→ **Data for processing**:
****************
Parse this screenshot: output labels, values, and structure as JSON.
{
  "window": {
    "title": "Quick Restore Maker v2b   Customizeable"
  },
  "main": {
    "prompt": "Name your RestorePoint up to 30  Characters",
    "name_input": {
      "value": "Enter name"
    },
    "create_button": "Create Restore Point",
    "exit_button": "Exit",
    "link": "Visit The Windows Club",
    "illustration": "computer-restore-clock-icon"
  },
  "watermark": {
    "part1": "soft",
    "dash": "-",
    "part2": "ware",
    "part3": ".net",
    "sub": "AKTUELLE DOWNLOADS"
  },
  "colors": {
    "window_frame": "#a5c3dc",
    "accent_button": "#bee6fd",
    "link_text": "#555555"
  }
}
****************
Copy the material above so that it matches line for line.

Parse this screenshot: output labels, values, and structure as JSON.
{
  "window": {
    "title": "Quick Restore Maker v2b   Customizeable"
  },
  "main": {
    "prompt": "Name your RestorePoint up to 30  Characters",
    "name_input": {
      "value": "Enter name"
    },
    "create_button": "Create Restore Point",
    "exit_button": "Exit",
    "link": "Visit The Windows Club",
    "illustration": "computer-restore-clock-icon"
  },
  "watermark": {
    "part1": "soft",
    "dash": "-",
    "part2": "ware",
    "part3": ".net",
    "sub": "AKTUELLE DOWNLOADS"
  },
  "colors": {
    "window_frame": "#a5c3dc",
    "accent_button": "#bee6fd",
    "link_text": "#555555"
  }
}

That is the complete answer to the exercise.